(Records excerpted from a collection)
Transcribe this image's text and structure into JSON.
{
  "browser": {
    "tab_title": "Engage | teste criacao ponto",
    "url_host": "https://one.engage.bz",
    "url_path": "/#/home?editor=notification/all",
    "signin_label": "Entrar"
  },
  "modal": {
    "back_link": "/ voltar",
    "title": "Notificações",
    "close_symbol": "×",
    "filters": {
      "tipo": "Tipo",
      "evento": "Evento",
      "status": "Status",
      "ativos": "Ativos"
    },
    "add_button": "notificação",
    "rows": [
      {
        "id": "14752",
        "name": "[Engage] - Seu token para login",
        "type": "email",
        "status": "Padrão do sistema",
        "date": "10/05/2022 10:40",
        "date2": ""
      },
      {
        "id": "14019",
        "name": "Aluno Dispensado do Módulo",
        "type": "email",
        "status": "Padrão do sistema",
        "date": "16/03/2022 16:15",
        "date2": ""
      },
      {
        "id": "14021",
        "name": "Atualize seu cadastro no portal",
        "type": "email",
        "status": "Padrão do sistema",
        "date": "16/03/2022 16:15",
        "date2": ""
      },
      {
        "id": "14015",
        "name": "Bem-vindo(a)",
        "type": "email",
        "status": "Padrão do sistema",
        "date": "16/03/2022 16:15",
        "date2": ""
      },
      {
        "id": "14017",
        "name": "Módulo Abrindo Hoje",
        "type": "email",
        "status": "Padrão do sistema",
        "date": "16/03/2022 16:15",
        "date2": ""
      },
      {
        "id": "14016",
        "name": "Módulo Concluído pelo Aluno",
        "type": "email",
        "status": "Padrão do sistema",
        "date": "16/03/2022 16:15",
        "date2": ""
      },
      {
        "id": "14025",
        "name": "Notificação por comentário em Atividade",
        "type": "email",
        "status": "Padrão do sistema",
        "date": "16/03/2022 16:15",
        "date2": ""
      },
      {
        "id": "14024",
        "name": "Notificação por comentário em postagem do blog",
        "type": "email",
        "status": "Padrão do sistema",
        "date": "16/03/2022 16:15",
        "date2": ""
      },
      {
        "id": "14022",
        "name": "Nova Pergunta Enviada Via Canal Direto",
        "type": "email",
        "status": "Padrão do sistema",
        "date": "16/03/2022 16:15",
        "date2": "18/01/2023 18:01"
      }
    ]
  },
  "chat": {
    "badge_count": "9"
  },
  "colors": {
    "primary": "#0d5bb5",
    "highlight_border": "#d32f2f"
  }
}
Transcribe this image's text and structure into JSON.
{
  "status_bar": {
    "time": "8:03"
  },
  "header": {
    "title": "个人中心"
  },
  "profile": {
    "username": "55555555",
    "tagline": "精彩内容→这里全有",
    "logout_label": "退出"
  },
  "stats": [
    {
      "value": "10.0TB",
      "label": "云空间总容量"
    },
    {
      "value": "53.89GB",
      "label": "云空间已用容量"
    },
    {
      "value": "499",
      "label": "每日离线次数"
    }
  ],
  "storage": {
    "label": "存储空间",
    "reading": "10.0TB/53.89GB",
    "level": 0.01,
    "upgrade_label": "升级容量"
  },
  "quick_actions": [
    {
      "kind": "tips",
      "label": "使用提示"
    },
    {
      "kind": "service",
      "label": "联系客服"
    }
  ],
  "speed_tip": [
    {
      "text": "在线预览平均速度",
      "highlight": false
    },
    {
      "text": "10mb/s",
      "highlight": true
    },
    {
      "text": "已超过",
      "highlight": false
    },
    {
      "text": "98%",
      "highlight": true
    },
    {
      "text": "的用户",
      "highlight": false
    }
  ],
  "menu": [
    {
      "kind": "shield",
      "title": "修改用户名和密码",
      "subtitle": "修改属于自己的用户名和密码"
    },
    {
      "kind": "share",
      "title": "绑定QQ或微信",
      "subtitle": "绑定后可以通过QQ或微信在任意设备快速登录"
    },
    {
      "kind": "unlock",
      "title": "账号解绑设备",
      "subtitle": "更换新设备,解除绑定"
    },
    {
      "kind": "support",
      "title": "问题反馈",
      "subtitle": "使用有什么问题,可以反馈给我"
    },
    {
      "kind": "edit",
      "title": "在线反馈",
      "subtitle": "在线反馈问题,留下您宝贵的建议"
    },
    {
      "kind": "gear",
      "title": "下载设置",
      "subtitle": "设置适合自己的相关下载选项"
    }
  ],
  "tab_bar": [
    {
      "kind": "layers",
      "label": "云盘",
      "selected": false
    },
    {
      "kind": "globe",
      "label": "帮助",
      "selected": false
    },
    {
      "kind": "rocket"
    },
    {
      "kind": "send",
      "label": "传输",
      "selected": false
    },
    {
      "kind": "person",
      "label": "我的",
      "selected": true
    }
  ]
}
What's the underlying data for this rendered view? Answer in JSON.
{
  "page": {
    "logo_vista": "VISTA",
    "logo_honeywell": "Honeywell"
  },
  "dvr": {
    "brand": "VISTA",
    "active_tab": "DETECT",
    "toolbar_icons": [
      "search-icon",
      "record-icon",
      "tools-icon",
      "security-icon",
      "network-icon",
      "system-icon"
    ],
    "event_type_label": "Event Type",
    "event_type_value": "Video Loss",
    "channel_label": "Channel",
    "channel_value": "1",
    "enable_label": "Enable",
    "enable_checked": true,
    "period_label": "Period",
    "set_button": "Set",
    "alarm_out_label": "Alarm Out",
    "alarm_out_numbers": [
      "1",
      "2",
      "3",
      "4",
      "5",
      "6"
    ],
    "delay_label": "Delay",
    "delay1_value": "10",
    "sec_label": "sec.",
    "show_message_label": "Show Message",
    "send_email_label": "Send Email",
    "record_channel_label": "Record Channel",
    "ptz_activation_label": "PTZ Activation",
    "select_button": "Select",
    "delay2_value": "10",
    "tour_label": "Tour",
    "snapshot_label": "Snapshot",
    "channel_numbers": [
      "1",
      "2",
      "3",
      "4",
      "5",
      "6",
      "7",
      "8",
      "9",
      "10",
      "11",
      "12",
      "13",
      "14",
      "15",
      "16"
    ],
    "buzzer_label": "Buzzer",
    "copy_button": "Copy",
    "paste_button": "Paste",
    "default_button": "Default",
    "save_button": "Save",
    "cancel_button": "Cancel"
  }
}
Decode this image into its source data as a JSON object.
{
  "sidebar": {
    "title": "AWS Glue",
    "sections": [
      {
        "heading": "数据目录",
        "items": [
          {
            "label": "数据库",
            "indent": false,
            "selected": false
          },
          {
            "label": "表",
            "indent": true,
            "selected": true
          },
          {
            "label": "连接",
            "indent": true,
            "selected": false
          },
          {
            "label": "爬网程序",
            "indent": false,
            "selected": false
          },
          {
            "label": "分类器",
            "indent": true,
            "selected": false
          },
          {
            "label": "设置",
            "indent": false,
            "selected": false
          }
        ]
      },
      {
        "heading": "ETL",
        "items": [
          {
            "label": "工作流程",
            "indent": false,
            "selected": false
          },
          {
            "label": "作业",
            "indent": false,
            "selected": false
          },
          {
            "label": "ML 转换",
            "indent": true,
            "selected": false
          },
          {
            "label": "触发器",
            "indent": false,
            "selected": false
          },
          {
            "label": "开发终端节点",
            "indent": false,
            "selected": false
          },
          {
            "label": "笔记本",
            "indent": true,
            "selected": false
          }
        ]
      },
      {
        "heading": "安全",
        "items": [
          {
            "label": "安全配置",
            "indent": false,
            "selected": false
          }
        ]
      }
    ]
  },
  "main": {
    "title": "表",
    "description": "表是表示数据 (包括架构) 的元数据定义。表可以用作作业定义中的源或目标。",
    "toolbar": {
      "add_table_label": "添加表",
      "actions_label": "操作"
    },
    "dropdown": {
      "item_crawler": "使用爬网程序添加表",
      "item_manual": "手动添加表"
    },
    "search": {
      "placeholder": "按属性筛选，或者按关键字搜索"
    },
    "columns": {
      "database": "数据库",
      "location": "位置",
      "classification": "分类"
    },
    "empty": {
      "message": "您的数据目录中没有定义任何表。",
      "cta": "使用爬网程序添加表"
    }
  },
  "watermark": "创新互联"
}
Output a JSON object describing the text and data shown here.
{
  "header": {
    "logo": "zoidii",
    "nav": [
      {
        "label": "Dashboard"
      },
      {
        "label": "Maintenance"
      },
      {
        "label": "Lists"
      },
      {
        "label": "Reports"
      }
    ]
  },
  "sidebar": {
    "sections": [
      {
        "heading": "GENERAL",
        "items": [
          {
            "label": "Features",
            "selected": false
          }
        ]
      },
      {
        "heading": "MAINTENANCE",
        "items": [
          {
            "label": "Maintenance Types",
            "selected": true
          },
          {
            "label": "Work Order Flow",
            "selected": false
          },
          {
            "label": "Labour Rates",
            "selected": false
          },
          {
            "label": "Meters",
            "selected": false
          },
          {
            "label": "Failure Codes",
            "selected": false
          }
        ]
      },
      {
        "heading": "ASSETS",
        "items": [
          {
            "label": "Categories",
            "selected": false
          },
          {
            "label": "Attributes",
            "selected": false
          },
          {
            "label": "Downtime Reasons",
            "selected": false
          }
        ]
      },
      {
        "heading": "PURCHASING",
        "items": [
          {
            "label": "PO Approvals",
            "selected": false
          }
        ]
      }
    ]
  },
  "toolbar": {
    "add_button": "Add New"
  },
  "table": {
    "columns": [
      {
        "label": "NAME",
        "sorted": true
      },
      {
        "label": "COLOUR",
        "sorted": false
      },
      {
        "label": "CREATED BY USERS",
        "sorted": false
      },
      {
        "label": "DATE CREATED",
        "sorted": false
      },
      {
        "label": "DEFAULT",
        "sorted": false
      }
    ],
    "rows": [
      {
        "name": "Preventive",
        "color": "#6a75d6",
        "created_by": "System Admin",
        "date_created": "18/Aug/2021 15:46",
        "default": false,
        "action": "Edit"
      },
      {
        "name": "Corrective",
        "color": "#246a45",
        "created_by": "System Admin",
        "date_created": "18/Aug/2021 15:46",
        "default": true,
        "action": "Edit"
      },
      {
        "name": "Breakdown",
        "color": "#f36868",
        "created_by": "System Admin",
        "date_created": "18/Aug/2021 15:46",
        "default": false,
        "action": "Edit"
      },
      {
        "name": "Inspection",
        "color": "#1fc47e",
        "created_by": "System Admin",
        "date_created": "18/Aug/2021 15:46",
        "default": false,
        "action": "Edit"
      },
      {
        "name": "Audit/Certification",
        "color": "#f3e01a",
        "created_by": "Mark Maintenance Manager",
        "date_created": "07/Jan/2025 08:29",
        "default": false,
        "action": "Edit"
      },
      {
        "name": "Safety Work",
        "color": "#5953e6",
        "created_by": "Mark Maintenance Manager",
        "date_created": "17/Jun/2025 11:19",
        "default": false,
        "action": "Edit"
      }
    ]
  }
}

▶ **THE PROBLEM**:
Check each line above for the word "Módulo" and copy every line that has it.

▶ **RESPONSE BOX**:
        "name": "Aluno Dispensado do Módulo",
        "name": "Módulo Abrindo Hoje",
        "name": "Módulo Concluído pelo Aluno",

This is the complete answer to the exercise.